Whenever a line in the data holds the string "nome", pull that line out.
++++++++
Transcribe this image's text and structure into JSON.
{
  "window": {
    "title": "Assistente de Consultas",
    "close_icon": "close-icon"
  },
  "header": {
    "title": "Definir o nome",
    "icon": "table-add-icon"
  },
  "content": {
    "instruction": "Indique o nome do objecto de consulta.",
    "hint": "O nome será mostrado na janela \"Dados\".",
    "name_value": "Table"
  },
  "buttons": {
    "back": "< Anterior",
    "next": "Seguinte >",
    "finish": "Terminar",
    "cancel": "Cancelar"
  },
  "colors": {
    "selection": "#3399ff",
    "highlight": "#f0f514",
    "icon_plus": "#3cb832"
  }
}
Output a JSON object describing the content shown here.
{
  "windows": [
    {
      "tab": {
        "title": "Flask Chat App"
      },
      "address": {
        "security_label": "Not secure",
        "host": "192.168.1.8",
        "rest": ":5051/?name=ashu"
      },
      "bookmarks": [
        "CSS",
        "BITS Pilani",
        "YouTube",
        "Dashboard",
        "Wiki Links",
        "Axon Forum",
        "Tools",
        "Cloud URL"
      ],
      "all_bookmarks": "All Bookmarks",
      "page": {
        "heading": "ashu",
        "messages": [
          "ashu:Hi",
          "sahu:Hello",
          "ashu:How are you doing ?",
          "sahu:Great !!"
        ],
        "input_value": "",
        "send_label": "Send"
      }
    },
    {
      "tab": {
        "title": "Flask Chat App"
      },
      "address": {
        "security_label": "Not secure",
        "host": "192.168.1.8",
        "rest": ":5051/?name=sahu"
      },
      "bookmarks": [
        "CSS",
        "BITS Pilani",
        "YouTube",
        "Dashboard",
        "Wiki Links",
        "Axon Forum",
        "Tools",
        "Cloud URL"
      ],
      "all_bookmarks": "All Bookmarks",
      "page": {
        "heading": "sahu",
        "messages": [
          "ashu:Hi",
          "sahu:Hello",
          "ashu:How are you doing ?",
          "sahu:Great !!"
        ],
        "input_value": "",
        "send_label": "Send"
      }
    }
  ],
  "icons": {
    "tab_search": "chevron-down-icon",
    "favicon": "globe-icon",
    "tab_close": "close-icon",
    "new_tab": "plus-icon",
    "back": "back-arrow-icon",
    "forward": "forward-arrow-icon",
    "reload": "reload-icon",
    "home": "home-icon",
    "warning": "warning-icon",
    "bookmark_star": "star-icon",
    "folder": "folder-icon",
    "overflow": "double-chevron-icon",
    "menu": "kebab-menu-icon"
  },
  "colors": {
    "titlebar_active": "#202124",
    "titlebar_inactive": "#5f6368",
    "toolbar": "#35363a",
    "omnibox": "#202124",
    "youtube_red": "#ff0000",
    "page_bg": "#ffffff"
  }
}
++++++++
== Output below ==
    "title": "Definir o nome",
    "instruction": "Indique o nome do objecto de consulta.",
    "hint": "O nome será mostrado na janela \"Dados\".",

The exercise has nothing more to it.